David Kaiser, PhD
David Kaiser is Germeshausen Professor of the History of Science and Department Head of MIT's Program in Science, Technology, and Society, and also a member of MIT's Department of Physics. His books include Drawing Theories Apart: The Dispersion of Feynman Diagrams in Postwar Physics, and How the Hippies Saved Physics: Science, Counterculture, and the Quantum Revival.

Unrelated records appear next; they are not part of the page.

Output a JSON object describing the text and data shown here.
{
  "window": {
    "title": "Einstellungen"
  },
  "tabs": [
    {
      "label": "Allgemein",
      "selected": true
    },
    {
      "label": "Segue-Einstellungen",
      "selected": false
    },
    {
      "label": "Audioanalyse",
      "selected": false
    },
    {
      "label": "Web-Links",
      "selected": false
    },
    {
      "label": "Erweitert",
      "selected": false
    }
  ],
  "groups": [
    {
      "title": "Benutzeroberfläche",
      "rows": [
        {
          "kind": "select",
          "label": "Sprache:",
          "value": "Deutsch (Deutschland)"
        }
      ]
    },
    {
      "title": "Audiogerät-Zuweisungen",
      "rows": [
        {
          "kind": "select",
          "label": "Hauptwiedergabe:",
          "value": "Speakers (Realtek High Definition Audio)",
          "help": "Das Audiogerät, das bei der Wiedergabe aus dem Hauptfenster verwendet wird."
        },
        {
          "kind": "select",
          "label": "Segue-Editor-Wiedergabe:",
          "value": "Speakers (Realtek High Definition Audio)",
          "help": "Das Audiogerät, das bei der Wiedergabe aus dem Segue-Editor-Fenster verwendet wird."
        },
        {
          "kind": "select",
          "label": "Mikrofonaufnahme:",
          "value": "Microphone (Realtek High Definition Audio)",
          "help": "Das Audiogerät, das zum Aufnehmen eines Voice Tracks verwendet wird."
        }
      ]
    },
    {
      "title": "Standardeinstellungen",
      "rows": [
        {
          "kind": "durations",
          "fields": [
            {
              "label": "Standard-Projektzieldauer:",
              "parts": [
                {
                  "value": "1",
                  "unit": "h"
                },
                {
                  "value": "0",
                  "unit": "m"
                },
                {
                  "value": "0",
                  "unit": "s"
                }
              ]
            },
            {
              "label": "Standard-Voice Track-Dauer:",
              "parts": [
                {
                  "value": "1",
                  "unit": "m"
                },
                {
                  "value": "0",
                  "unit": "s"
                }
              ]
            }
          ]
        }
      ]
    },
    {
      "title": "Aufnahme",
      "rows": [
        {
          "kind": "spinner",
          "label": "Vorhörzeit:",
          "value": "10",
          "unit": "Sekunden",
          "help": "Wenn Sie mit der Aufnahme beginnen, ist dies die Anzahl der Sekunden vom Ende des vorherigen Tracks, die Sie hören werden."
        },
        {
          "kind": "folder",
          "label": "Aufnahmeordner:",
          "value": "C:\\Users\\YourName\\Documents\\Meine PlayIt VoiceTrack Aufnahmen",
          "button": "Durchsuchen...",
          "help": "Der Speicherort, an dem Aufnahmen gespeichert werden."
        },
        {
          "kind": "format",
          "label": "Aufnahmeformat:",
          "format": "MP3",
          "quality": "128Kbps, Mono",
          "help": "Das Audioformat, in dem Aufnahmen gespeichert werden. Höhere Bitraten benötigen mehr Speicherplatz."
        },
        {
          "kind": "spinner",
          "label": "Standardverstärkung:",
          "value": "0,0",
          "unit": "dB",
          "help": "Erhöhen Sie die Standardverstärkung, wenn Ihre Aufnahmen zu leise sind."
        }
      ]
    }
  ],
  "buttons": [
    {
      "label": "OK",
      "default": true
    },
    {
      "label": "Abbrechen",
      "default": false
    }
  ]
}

A Fellow of the American Physical Society and recipient of the Pfizer Prize from the History of Science Society for best book in the field, Kaiser has also received MIT's highest awards for excellence in teaching. His work has been featured in Science, Nature, The New York Times, Scientific American, the London Review of Books, and the Huffington Post, as well as on NOVA television programs, NPR, and the BBC. He is currently writing two books about gravity: a textbook, with his colleague Alan Guth, on gravitation and cosmology, and a history of research on general relativity over the twentieth century.